$ python check.py

If your installation of Python correctly doesn't renegotiate for versions earlier than TLS 1.2, you should receive an SSL error.

$ urllib3.exceptions.MaxRetryError: HTTPSConnectionPool(host='localhost', port=4433): Max retries exceeded with url: / (Caused by SSLError(SSLError(1, '[SSL: UNSUPPORTED_PROTOCOL] unsupported protocol (_ssl.c:1108)')))

If you're able to make a connection, you need to recompile OpenSSL and Python to disable negotiation of protocols earlier than TLS v1.2.

Compile OpenSSL and Python

To ensure the SDK or AWS CLI doesn't negotiate for anything earlier than TLS 1.2, you need to recompile OpenSSL and Python.
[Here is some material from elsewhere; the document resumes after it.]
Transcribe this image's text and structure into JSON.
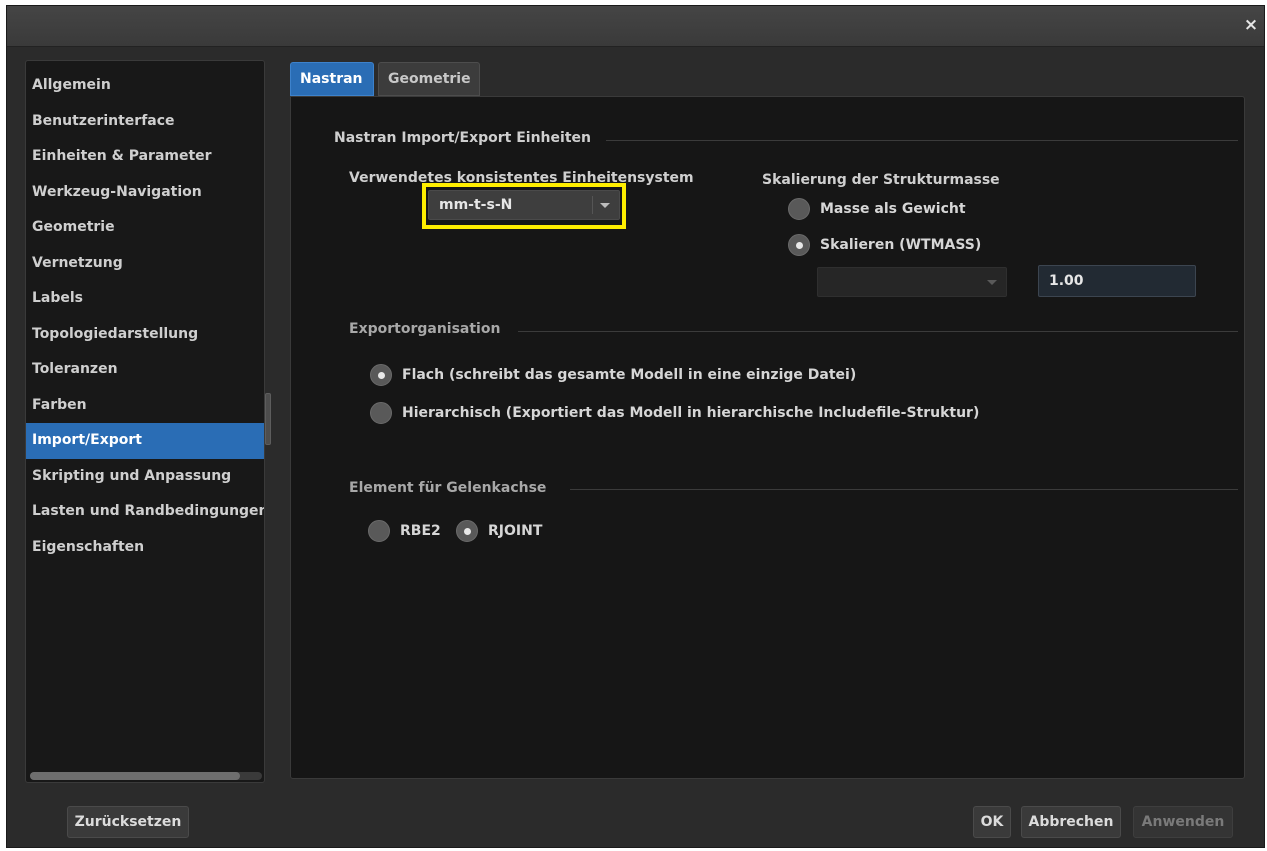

To do this, copy the following content to create a script and run it.

#!/usr/bin/env bash set -e OPENSSL_VERSION="1.1.1d" OPENSSL_PREFIX="/opt/openssl-with-min-tls1_2" PYTHON_VERSION="3.8.1" PYTHON_PREFIX="/opt/python-with-min-tls1_2" curl -O "https://www.openssl.org/source/openssl-$OPENSSL_VERSION.tar.gz" tar -xzf "openssl-$OPENSSL_VERSION.tar.gz" cd openssl-$OPENSSL_VERSION ./config --prefix=$OPENSSL_PREFIX no-ssl3 no-tls1 no-tls1_1 no-shared make > /dev/null sudo make install_sw > /dev/null cd /tmp curl -O "https://www.python.org/ftp/python/$PYTHON_VERSION/Python-$PYTHON_VERSION.tgz" tar -xzf "Python-$PYTHON_VERSION.tgz" cd Python-$PYTHON_VERSION ./configure --prefix=$PYTHON_PREFIX --with-openssl=$OPENSSL_PREFIX --disable-shared > /dev/null make > /dev/null sudo make install > /dev/null

This compiles a version of Python that has a statically linked OpenSSL that doesn't automatically negotiate anything earlier than TLS 1.2. This also installs OpenSSL in the /opt/openssl-with-min-tls1_2 directory and installs Python in the /opt/python-with-min-tls1_2 directory. After you run this script, confirm installation of the new version of Python.

$ /opt/python-with-min-tls1_2/bin/python3 --version

This should print out the following.

$ Python 3.8.1

To confirm this new version of Python doesn't negotiate a version earlier than TLS 1.2, rerun the steps from Determine your currently supported protocols using the newly installed Python version (that is, /opt/python-with-min-tls1_2/bin/python3).

Configuring the AWS CLI version 2 to enforce a minimum version of TLS 1.2

AWS CLI version 2 uses an internal Python script that's compiled to use a minimum of TLS 1.2 when the service it's talking to supports it. No further steps are needed to enforce this minimum.